The inverted pyramid is a significant city real estate asset. It is structurally sound. Furthermore, independent engineers have estimated that the bridge can be replaced and the inverted pyramid building renovated within the $50 million budget. Moreover, a newly replaced bridge and renovated building would reduce or eliminate the subsidy. City staff had advised the City Council that the city made a profit from the Pier leases when the costs associated with maintaining the bridge were removed.
Facts should be the basis for all city decisionmaking. Here, the citizens of St. Petersburg have a significant investment in their Pier. They should have all the facts and have a vote on whether their Pier should be demolished or renovated. Of course, I thought it would be fiscally prudent to obtain voter approval prior to spending millions of dollars on the controversial Lens design. A year ago I asked for this vote. So now we find ourselves facing the Aug. 27 vote where we will see whether Mayor Bill Foster and City Council wasted $3.8 million on Maltzan's Lens.
Kathleen Ford, candidate for mayor, St. Petersburg
New energy standards may be hard on Florida | June 30
Future is with solar
The world's largest and first solar boat to circumnavigate the globe is from Germany, a country with very little oceanfront access. Meanwhile in Florida, the nation's most nautical state, inland trains powered by fossil fuels continue taking center stage in so-called enviro-friendly transportation discussions.
Germany has indigenous coal and relatively scarce year-round sunshine, while Florida has no coal and abundant sunshine. Why aren't we developing solar vessels here? No wonder the German Planet Solar boat is moored in Boston right now. There must be a lot of solar and alternative energy research occurring in the progressive collegiate community in Massachusetts.
Perhaps this could be a focus of the new Florida Polytechnic in Lakeland, in conjunction with waterfront USF St. Petersburg. Who knows, we could have a totally solar public ferry servicing our bay if this were to happen.
Rand Moorhead, St. Petersburg
Longest wait to vote: Hispanics, study says June 29
Don't make it about race
The headline and most of this article seem to point to some form of discrimination, until you've read more than 10 paragraphs and get to the parts about "poorly trained poll workers" and "ill-prepared precincts," and one of the experts from MIT states "the places where minority voters vote tend to have long lines. In those places, even white voters have long lines."
So, let's train the poll workers and better prepare the precincts, and not try to make this, like everything else these days, into some kind of racial issue.
Peter Ford, St. Petersburg

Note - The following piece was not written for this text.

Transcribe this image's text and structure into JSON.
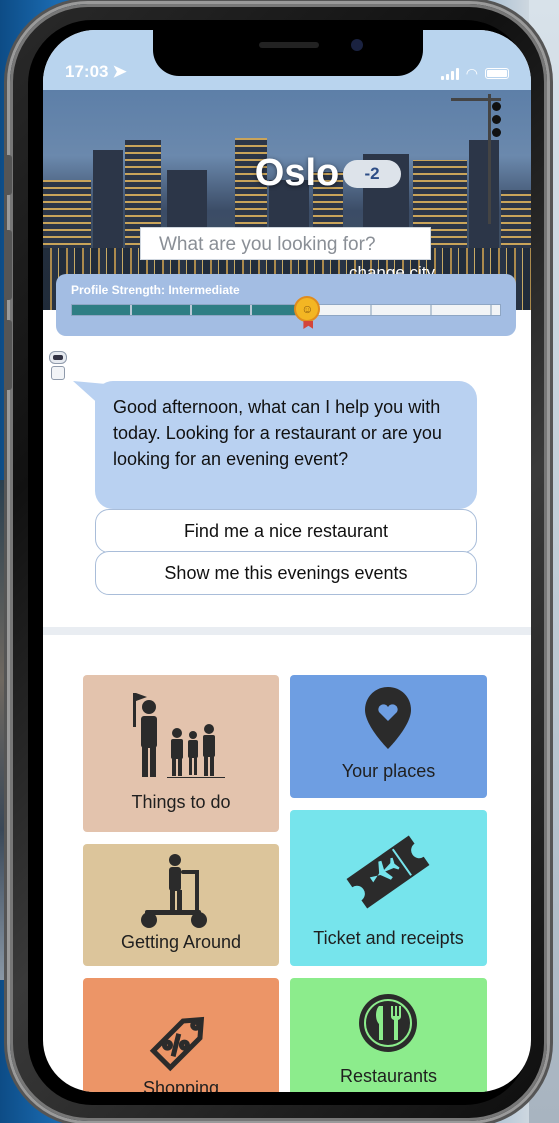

Deen loses Sears and Kmart | June 28
Would someone please explain the double standard being applied to Paula Deen and Alec Baldwin? I'm not a fan of either of them: Deen, because I hate to cook and am incredibly bad at it; Baldwin, because he's seriously annoying with a big ego and an obvious anger management problem.
Deen admits that she used a racial slur years ago. Her entire business crumbles and she is vilified. Baldwin, on the day after the Defense of Marriage Act is struck down, tweets a vicious homophobic rant against a British reporter. The result: dead silence from sponsors, networks, the LGBT community and the media.
Why are we destroying one person and giving the other a pass?
Carol Williams, Riverview
If Arizona, why not us? | July 1
My answer to the question of why Florida does not follow Republican-controlled Arizona in the Medicaid expansion under Obamacare is simple: ambition. Both Gov. Rick Scott and Florida House Speaker Will Weatherford are very ambitious men. And they are playing politics with the uninsured in Florida, as well as the Florida economy, to keep in lockstep with the tea party.
Dorsett Bennett, Lutz